In the photo, double frost protection was used, probably overkill for this early in the season when it has been warm. A poly frost blanket (thick floating row cover fabric) was thrown over the tomato cages and then plastic placed over top and sealed into the soil to trap heat like an enclosed greenhouse. Clothes pins were used to keep the plastic from flapping in the wind.

Invent your own frost protection cover out of materials you have on hand. Just remember to uncover or at least ventilate the next morning as sun will soon cook plants covered tightly with plastic.

Photo credit: Temporary frost cover over tomato cages - Carl Wilson

Wednesday, July 16, 2014

It's Cherry time

Mature, rarely pruned cherry tree SW Denver
Yields of cherries look reasonable considering the 28 degree F lows we had on May 11 and 12. (See May 12 post on fruit bud damage). Damage at these temperatures was expected to be about 10 percent. Birds also are always a threat and can strip trees of fruit in a few days unless trees are netted.

Tart cherries are hardier than sweet cherries which often winter kill in addition to flower freezing. Sweet cherries are comparable to peaches in this respect.

Recommended tart cherries are 'Montmorency', 'Meteor' and 'Northstar'. If you want to experiment with sweet cherries, try 'Black Tartarian', 'Kansas Sweet' or 'Stella'. Tart cherries are self-fruitful while sweets need a pollinator.
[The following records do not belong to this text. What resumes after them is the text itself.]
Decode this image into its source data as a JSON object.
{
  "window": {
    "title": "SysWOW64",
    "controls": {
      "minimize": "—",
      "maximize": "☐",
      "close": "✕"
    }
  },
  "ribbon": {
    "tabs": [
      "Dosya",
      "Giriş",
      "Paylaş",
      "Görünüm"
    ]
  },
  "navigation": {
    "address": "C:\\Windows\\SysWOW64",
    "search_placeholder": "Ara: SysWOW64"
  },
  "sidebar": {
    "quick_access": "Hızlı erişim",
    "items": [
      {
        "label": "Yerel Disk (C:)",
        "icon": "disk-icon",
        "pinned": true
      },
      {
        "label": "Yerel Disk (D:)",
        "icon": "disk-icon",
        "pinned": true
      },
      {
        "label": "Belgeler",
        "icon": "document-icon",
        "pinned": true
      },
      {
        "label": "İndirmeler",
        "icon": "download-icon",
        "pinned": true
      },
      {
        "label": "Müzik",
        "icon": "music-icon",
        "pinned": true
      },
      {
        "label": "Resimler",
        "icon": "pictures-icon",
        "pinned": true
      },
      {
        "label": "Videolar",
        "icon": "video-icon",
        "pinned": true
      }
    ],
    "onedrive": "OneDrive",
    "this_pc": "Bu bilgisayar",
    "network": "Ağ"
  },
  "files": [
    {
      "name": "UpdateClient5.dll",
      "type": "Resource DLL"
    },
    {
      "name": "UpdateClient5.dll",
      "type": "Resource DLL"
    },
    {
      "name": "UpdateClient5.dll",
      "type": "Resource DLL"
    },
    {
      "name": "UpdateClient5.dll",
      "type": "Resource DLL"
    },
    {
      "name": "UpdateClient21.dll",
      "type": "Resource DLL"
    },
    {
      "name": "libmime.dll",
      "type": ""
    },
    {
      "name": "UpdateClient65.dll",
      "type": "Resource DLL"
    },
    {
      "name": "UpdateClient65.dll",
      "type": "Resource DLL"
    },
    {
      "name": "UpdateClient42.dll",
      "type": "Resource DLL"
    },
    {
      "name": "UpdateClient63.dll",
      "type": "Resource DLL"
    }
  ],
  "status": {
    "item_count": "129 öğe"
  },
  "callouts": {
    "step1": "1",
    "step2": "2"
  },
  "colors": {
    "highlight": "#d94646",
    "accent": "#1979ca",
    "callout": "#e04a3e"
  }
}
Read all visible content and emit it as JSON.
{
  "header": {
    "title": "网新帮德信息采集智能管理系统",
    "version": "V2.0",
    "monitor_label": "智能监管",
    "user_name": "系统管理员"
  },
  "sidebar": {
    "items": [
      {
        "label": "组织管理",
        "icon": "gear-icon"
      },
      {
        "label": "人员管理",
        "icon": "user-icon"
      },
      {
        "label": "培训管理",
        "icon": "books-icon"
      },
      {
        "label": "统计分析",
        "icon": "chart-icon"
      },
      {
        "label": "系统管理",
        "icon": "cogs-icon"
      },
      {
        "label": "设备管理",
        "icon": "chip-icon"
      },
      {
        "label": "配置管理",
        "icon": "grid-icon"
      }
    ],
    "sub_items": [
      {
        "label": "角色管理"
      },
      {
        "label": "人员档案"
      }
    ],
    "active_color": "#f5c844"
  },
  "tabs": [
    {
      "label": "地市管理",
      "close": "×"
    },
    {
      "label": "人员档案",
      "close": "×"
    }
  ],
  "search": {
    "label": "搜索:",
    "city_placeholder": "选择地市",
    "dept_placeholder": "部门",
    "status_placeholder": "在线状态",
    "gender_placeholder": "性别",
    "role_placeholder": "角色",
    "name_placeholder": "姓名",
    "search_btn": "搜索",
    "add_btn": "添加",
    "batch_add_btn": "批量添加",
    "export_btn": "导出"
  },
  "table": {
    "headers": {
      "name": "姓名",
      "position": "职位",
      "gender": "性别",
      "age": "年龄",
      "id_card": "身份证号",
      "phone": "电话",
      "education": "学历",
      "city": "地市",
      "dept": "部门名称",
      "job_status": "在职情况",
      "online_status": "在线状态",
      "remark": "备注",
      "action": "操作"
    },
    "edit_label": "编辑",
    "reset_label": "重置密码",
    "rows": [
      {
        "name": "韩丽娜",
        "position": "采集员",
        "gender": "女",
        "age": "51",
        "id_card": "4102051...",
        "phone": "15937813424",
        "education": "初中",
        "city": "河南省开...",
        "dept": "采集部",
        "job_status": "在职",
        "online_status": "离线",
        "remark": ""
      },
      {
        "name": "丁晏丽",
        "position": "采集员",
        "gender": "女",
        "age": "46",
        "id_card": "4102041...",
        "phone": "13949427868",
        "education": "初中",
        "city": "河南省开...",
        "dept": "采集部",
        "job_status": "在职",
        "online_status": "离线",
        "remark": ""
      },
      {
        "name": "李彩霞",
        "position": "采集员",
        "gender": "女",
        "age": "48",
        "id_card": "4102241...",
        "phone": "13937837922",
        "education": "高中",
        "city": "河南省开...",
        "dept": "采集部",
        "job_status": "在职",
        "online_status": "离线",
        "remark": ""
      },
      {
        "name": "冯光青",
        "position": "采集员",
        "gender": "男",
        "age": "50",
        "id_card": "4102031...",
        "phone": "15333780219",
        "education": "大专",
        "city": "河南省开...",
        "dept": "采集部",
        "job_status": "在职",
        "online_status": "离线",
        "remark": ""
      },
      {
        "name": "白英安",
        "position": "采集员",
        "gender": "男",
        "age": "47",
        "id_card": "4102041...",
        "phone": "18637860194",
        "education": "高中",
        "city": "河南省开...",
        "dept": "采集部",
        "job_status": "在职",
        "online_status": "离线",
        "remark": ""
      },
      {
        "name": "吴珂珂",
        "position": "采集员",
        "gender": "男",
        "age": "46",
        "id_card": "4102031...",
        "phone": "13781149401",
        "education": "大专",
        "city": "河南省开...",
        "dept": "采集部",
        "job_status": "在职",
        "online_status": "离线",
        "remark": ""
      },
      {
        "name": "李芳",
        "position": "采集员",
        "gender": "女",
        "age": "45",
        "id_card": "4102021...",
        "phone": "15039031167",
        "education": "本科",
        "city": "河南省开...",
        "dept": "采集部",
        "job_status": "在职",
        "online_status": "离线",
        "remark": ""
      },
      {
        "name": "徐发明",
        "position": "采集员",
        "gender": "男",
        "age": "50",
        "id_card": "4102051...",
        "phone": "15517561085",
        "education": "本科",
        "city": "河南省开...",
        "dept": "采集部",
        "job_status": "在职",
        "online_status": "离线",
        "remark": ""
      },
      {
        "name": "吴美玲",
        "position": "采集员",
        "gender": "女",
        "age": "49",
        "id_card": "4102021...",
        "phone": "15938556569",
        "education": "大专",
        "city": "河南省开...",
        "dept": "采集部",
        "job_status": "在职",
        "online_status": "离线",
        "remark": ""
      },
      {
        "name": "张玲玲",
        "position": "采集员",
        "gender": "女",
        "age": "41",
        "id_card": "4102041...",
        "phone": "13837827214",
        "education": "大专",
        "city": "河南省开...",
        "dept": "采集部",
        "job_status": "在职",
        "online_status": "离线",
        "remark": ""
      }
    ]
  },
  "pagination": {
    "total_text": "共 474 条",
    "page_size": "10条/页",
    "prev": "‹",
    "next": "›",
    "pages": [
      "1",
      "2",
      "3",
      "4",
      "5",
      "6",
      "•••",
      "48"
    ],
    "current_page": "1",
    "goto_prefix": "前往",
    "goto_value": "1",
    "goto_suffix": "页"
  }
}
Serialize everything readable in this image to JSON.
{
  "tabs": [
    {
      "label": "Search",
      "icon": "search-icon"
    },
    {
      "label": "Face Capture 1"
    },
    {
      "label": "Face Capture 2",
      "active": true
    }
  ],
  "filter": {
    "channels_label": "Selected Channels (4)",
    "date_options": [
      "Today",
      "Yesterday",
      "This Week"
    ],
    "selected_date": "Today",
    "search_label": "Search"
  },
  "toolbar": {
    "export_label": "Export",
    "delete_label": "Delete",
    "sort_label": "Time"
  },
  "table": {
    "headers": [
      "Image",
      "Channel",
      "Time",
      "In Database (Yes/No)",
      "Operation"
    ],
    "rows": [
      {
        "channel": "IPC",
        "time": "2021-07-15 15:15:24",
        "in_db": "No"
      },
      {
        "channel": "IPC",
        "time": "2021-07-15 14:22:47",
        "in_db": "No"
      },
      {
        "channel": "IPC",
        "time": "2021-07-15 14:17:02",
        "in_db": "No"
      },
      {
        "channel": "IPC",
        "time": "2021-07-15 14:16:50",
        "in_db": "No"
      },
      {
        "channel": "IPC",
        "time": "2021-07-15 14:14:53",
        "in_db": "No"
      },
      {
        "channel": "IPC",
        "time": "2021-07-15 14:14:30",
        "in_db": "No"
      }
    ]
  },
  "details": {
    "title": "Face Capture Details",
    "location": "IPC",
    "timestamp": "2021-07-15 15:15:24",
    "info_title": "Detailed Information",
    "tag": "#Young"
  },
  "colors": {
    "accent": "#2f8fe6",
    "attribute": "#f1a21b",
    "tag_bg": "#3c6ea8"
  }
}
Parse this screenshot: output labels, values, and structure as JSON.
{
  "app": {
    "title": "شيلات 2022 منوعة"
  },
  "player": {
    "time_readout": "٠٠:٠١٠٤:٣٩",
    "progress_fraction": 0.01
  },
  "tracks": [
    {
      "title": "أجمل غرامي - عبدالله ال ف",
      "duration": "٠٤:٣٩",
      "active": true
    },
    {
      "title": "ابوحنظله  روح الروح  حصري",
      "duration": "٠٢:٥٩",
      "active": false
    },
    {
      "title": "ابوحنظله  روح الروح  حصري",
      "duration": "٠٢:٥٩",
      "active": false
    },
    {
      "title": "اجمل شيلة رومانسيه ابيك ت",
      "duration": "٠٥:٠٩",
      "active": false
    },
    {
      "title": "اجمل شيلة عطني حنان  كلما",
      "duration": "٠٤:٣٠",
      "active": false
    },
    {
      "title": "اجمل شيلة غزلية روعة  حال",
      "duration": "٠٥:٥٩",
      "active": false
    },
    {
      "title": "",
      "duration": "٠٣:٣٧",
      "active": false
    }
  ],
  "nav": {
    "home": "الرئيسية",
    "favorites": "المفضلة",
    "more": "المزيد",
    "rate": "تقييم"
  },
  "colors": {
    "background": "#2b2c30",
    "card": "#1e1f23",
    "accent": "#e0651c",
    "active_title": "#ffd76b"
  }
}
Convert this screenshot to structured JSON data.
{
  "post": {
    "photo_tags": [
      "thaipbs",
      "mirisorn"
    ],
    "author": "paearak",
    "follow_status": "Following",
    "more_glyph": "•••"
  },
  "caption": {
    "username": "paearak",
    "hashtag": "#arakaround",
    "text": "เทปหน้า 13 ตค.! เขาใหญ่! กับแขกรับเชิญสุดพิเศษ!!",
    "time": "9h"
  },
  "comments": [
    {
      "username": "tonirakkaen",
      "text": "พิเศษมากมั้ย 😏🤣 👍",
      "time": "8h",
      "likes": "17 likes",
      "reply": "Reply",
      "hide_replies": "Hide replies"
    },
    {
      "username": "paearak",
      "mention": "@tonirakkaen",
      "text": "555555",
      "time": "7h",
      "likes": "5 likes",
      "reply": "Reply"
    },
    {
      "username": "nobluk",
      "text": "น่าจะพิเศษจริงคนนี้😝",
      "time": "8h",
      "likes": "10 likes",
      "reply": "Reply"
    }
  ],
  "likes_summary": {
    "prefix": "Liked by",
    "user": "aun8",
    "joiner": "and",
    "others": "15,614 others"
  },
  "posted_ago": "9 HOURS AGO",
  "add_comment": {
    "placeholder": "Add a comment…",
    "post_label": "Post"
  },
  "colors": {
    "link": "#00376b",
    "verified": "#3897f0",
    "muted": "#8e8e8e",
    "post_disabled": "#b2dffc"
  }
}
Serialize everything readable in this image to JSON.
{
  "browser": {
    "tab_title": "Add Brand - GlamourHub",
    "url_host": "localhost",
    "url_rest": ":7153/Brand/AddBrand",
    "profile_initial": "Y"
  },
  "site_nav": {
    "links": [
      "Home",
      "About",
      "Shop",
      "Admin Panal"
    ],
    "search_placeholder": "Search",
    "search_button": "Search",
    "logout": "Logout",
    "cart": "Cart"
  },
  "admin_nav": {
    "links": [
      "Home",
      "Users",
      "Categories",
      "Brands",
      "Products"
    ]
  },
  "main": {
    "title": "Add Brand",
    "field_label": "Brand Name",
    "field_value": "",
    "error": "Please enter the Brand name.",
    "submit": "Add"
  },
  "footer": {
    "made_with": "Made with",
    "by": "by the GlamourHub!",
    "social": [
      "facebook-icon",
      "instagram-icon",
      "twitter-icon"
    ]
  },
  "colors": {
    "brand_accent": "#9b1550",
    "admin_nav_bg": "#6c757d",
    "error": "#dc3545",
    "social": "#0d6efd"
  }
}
'Montmorency' is the standard tart pie cherry variety that produces a July crop of bright red, firm textured fruit. It is planted in the new (second season this year) "Le Potager" food garden at Denver Botanic Gardens (see photo).

DBG 'Montmorency' cherry
'Meteor' is a very cold-hardy tree growing 12 to 15 feet tall. It develops heavy foliage that can minimize problems with birds. Fruit ripens mid to late July.

'North Star' is a dwarf tree topping out at 10 feet. It sets generally heavy crops of fruit that turn dark red for July harvest.

Note that bush cherries are very hardy and also possibilities. Nanking cherry produces some of the first flowers of spring, can grow to 6 feet and fruit is harvested in July if birds and squirrels don't find it first. Sand cherry is another bush cherry reaching 4 to 5 feet and produces mild-flavored, deep crimson fruit. Both are self-fruitful.

Photo credit: Both Carl Wilson

Thursday, July 3, 2014

Time for mid-summer planting


Vacant mid-summer "real estate"
Although warm season vegetables should be coming along well by now, don't forget about what you want to do with the vacant "real estate" in your garden from previous plantings.

April/May/June harvests of cool season and quick maturing vegetable crops often leave holes in the garden. While there is no problem with leaving ground fallow, do know that if planted before mid-July, a harvest can be gained yet this season. "60 dayers" (vegetables with 60 days to harvest or less) are what to think about planting now. Surprisingly, many cool season vegetables work well. Even though planted in the heat of summer, they will mature in cooler fall weather and be of good quality.

For more specifics on what to do to make a vegetable garden more productive from mid-summer through fall, consider attending my "Follow-on vegetable gardening" class at the Denver Botanic Gardens July 12 (click here for details).

Photo credit: Bare ground from harvest of spring crops - Carl Wilson